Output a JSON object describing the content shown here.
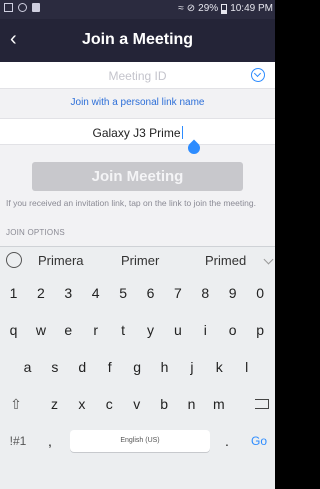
{
  "status_bar": {
    "battery": "29%",
    "time": "10:49 PM",
    "icons": [
      "screenshot-icon",
      "sync-icon",
      "bag-icon",
      "wifi-icon",
      "do-not-disturb-icon",
      "battery-icon"
    ]
  },
  "header": {
    "title": "Join a Meeting",
    "back_icon": "back-chevron-icon"
  },
  "meeting_id": {
    "placeholder": "Meeting ID",
    "dropdown_icon": "chevron-circle-icon"
  },
  "personal_link": "Join with a personal link name",
  "name_field": {
    "value": "Galaxy J3 Prime"
  },
  "join_button": {
    "label": "Join Meeting",
    "enabled": false
  },
  "hint": "If you received an invitation link, tap on the link to join the meeting.",
  "options_header": "JOIN OPTIONS",
  "keyboard": {
    "suggestions": [
      "Primera",
      "Primer",
      "Primed"
    ],
    "row1": [
      "1",
      "2",
      "3",
      "4",
      "5",
      "6",
      "7",
      "8",
      "9",
      "0"
    ],
    "row2": [
      "q",
      "w",
      "e",
      "r",
      "t",
      "y",
      "u",
      "i",
      "o",
      "p"
    ],
    "row3": [
      "a",
      "s",
      "d",
      "f",
      "g",
      "h",
      "j",
      "k",
      "l"
    ],
    "row4": [
      "z",
      "x",
      "c",
      "v",
      "b",
      "n",
      "m"
    ],
    "row5": {
      "symbols": "!#1",
      "comma": ",",
      "space": "English (US)",
      "period": ".",
      "go": "Go"
    },
    "accent": "#2d8cff"
  }
}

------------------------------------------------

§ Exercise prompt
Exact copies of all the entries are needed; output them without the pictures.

§ Answer below
Output a JSON object describing the content shown here.
{
  "status_bar": {
    "battery": "29%",
    "time": "10:49 PM",
    "icons": [
      "screenshot-icon",
      "sync-icon",
      "bag-icon",
      "wifi-icon",
      "do-not-disturb-icon",
      "battery-icon"
    ]
  },
  "header": {
    "title": "Join a Meeting",
    "back_icon": "back-chevron-icon"
  },
  "meeting_id": {
    "placeholder": "Meeting ID",
    "dropdown_icon": "chevron-circle-icon"
  },
  "personal_link": "Join with a personal link name",
  "name_field": {
    "value": "Galaxy J3 Prime"
  },
  "join_button": {
    "label": "Join Meeting",
    "enabled": false
  },
  "hint": "If you received an invitation link, tap on the link to join the meeting.",
  "options_header": "JOIN OPTIONS",
  "keyboard": {
    "suggestions": [
      "Primera",
      "Primer",
      "Primed"
    ],
    "row1": [
      "1",
      "2",
      "3",
      "4",
      "5",
      "6",
      "7",
      "8",
      "9",
      "0"
    ],
    "row2": [
      "q",
      "w",
      "e",
      "r",
      "t",
      "y",
      "u",
      "i",
      "o",
      "p"
    ],
    "row3": [
      "a",
      "s",
      "d",
      "f",
      "g",
      "h",
      "j",
      "k",
      "l"
    ],
    "row4": [
      "z",
      "x",
      "c",
      "v",
      "b",
      "n",
      "m"
    ],
    "row5": {
      "symbols": "!#1",
      "comma": ",",
      "space": "English (US)",
      "period": ".",
      "go": "Go"
    },
    "accent": "#2d8cff"
  }
}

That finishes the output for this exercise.